[YOUR TASK]:
A faithful copy of all the records is needed, with the pictures omitted.

Items from a data source:

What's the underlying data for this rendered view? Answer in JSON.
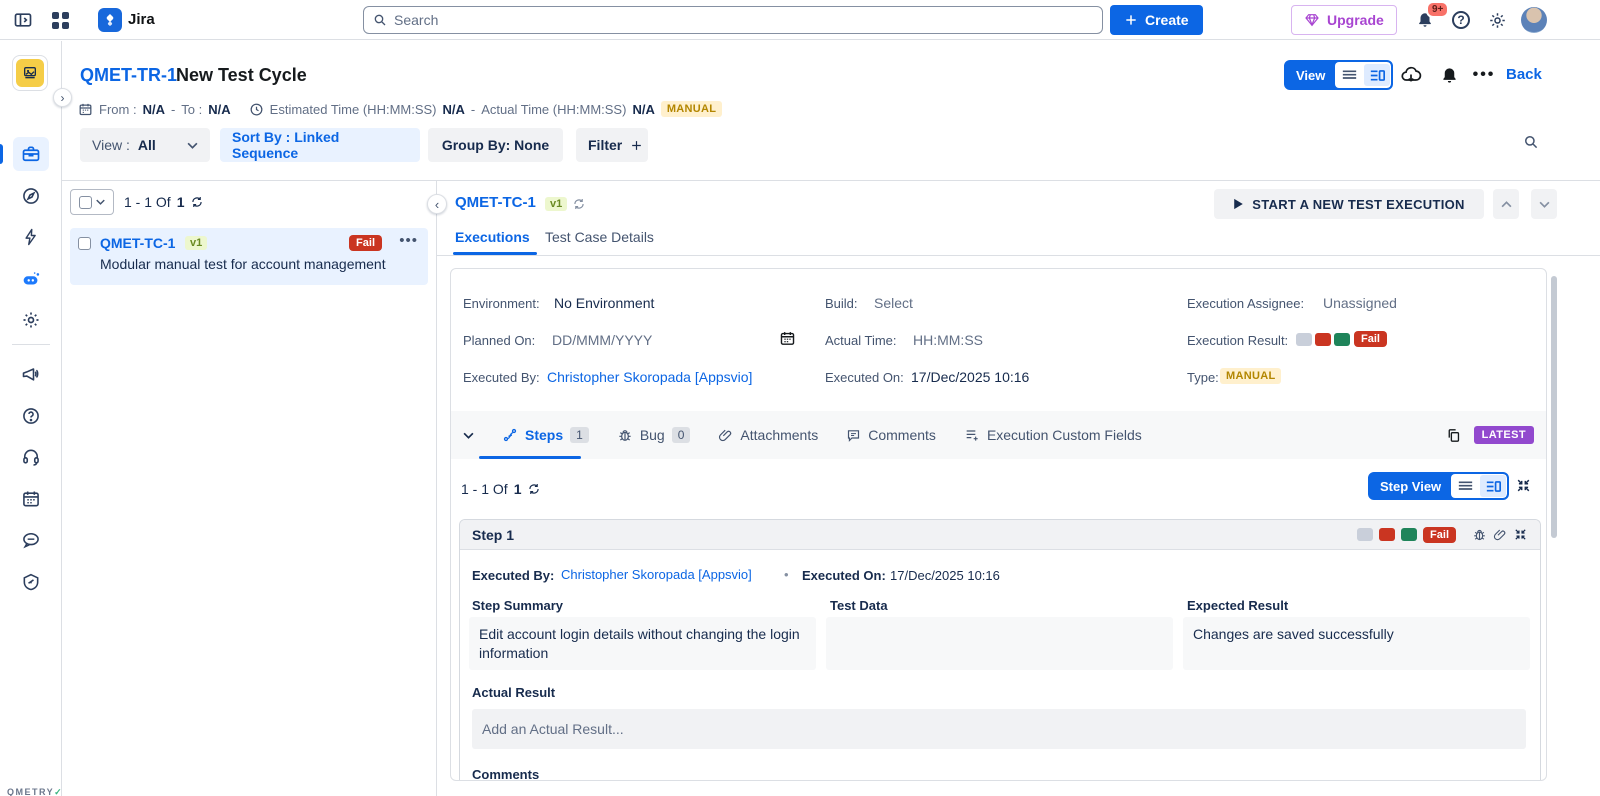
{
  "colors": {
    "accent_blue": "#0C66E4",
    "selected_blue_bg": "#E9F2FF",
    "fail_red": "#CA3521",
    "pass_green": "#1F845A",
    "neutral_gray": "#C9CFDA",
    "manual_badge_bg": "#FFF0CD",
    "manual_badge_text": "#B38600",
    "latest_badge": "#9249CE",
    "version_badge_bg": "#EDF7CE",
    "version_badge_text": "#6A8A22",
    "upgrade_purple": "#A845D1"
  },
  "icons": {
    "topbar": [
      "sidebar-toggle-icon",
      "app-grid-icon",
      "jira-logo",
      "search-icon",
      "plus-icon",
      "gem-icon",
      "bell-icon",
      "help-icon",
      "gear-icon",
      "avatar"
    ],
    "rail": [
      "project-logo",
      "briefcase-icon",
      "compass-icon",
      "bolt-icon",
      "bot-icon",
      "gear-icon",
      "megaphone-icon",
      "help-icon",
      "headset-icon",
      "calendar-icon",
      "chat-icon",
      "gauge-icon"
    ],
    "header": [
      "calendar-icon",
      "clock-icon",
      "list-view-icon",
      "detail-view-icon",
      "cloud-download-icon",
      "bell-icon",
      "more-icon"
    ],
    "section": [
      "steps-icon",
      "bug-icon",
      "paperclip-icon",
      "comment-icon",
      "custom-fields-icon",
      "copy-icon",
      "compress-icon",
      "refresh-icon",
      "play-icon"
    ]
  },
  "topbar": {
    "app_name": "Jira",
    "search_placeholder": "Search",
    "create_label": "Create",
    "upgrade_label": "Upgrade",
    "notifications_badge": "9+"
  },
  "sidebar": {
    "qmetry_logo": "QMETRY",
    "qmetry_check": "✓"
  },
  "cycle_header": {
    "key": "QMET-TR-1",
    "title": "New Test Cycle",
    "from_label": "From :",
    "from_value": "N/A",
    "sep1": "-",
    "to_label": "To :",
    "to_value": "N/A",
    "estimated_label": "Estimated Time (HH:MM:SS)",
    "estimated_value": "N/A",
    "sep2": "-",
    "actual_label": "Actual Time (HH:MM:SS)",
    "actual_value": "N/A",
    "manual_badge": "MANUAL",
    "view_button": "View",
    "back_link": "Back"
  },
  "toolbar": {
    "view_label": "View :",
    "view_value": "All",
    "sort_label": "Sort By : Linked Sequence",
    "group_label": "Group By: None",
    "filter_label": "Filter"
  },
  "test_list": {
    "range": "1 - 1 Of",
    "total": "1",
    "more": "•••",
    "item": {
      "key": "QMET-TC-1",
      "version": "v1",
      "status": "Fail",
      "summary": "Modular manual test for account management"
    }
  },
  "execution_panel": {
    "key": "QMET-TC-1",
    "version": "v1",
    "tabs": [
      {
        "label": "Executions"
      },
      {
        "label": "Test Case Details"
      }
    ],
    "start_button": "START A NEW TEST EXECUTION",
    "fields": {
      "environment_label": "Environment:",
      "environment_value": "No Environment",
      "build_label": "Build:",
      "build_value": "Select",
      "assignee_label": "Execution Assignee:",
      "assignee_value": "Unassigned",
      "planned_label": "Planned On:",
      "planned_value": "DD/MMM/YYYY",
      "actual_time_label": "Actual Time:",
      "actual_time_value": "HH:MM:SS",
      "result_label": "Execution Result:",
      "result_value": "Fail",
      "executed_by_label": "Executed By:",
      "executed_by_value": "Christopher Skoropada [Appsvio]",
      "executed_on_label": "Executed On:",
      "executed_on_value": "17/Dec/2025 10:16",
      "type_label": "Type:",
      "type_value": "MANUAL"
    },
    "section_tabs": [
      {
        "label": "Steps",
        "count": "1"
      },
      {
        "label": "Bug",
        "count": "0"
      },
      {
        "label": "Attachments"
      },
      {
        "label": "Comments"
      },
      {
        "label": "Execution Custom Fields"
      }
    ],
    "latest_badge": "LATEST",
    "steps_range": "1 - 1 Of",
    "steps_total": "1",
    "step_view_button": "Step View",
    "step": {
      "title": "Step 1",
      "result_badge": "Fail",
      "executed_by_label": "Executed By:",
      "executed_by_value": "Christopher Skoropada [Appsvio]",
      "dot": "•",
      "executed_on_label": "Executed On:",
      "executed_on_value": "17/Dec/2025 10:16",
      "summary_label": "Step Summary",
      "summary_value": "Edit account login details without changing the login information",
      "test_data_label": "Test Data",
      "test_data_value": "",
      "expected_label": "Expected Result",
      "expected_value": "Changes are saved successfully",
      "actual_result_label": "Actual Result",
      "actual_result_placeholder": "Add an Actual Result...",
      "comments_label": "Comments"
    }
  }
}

[SOLUTION]:
What's the underlying data for this rendered view? Answer in JSON.
{
  "colors": {
    "accent_blue": "#0C66E4",
    "selected_blue_bg": "#E9F2FF",
    "fail_red": "#CA3521",
    "pass_green": "#1F845A",
    "neutral_gray": "#C9CFDA",
    "manual_badge_bg": "#FFF0CD",
    "manual_badge_text": "#B38600",
    "latest_badge": "#9249CE",
    "version_badge_bg": "#EDF7CE",
    "version_badge_text": "#6A8A22",
    "upgrade_purple": "#A845D1"
  },
  "icons": {
    "topbar": [
      "sidebar-toggle-icon",
      "app-grid-icon",
      "jira-logo",
      "search-icon",
      "plus-icon",
      "gem-icon",
      "bell-icon",
      "help-icon",
      "gear-icon",
      "avatar"
    ],
    "rail": [
      "project-logo",
      "briefcase-icon",
      "compass-icon",
      "bolt-icon",
      "bot-icon",
      "gear-icon",
      "megaphone-icon",
      "help-icon",
      "headset-icon",
      "calendar-icon",
      "chat-icon",
      "gauge-icon"
    ],
    "header": [
      "calendar-icon",
      "clock-icon",
      "list-view-icon",
      "detail-view-icon",
      "cloud-download-icon",
      "bell-icon",
      "more-icon"
    ],
    "section": [
      "steps-icon",
      "bug-icon",
      "paperclip-icon",
      "comment-icon",
      "custom-fields-icon",
      "copy-icon",
      "compress-icon",
      "refresh-icon",
      "play-icon"
    ]
  },
  "topbar": {
    "app_name": "Jira",
    "search_placeholder": "Search",
    "create_label": "Create",
    "upgrade_label": "Upgrade",
    "notifications_badge": "9+"
  },
  "sidebar": {
    "qmetry_logo": "QMETRY",
    "qmetry_check": "✓"
  },
  "cycle_header": {
    "key": "QMET-TR-1",
    "title": "New Test Cycle",
    "from_label": "From :",
    "from_value": "N/A",
    "sep1": "-",
    "to_label": "To :",
    "to_value": "N/A",
    "estimated_label": "Estimated Time (HH:MM:SS)",
    "estimated_value": "N/A",
    "sep2": "-",
    "actual_label": "Actual Time (HH:MM:SS)",
    "actual_value": "N/A",
    "manual_badge": "MANUAL",
    "view_button": "View",
    "back_link": "Back"
  },
  "toolbar": {
    "view_label": "View :",
    "view_value": "All",
    "sort_label": "Sort By : Linked Sequence",
    "group_label": "Group By: None",
    "filter_label": "Filter"
  },
  "test_list": {
    "range": "1 - 1 Of",
    "total": "1",
    "more": "•••",
    "item": {
      "key": "QMET-TC-1",
      "version": "v1",
      "status": "Fail",
      "summary": "Modular manual test for account management"
    }
  },
  "execution_panel": {
    "key": "QMET-TC-1",
    "version": "v1",
    "tabs": [
      {
        "label": "Executions"
      },
      {
        "label": "Test Case Details"
      }
    ],
    "start_button": "START A NEW TEST EXECUTION",
    "fields": {
      "environment_label": "Environment:",
      "environment_value": "No Environment",
      "build_label": "Build:",
      "build_value": "Select",
      "assignee_label": "Execution Assignee:",
      "assignee_value": "Unassigned",
      "planned_label": "Planned On:",
      "planned_value": "DD/MMM/YYYY",
      "actual_time_label": "Actual Time:",
      "actual_time_value": "HH:MM:SS",
      "result_label": "Execution Result:",
      "result_value": "Fail",
      "executed_by_label": "Executed By:",
      "executed_by_value": "Christopher Skoropada [Appsvio]",
      "executed_on_label": "Executed On:",
      "executed_on_value": "17/Dec/2025 10:16",
      "type_label": "Type:",
      "type_value": "MANUAL"
    },
    "section_tabs": [
      {
        "label": "Steps",
        "count": "1"
      },
      {
        "label": "Bug",
        "count": "0"
      },
      {
        "label": "Attachments"
      },
      {
        "label": "Comments"
      },
      {
        "label": "Execution Custom Fields"
      }
    ],
    "latest_badge": "LATEST",
    "steps_range": "1 - 1 Of",
    "steps_total": "1",
    "step_view_button": "Step View",
    "step": {
      "title": "Step 1",
      "result_badge": "Fail",
      "executed_by_label": "Executed By:",
      "executed_by_value": "Christopher Skoropada [Appsvio]",
      "dot": "•",
      "executed_on_label": "Executed On:",
      "executed_on_value": "17/Dec/2025 10:16",
      "summary_label": "Step Summary",
      "summary_value": "Edit account login details without changing the login information",
      "test_data_label": "Test Data",
      "test_data_value": "",
      "expected_label": "Expected Result",
      "expected_value": "Changes are saved successfully",
      "actual_result_label": "Actual Result",
      "actual_result_placeholder": "Add an Actual Result...",
      "comments_label": "Comments"
    }
  }
}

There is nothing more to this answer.